How to complete this task: Search the records below for the word "JSON". Copy each line where it occurs.

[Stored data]
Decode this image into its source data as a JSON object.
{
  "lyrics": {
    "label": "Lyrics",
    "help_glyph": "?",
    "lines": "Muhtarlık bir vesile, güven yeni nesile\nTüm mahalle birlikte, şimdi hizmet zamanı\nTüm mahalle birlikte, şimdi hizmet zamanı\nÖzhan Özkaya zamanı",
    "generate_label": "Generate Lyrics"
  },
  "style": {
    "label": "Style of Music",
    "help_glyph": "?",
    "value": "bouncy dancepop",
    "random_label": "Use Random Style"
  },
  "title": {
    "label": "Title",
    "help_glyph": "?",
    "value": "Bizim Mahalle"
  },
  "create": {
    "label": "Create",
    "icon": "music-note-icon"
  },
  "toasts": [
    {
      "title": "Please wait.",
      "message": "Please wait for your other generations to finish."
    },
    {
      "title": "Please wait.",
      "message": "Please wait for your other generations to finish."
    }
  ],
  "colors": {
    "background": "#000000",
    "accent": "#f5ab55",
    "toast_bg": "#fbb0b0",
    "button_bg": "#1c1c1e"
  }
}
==
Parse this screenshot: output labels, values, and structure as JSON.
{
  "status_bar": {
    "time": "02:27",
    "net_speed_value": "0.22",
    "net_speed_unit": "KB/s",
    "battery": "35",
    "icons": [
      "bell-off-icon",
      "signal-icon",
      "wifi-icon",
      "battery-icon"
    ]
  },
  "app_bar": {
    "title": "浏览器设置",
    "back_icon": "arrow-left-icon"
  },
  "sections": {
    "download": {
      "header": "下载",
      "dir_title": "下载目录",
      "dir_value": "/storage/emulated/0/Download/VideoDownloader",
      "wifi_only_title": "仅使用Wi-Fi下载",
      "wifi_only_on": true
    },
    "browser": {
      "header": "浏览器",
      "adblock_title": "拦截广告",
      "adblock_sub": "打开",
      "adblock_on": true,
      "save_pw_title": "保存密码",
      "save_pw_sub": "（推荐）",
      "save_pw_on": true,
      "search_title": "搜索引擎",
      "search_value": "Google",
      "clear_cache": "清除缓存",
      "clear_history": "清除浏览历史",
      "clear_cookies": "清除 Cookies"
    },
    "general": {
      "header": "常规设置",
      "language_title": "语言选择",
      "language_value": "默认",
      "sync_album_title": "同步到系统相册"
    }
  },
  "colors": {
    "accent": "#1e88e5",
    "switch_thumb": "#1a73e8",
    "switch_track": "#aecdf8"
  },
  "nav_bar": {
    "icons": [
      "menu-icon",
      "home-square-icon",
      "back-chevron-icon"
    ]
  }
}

Answer space:
Decode this image into its source data as a JSON object.
Parse this screenshot: output labels, values, and structure as JSON.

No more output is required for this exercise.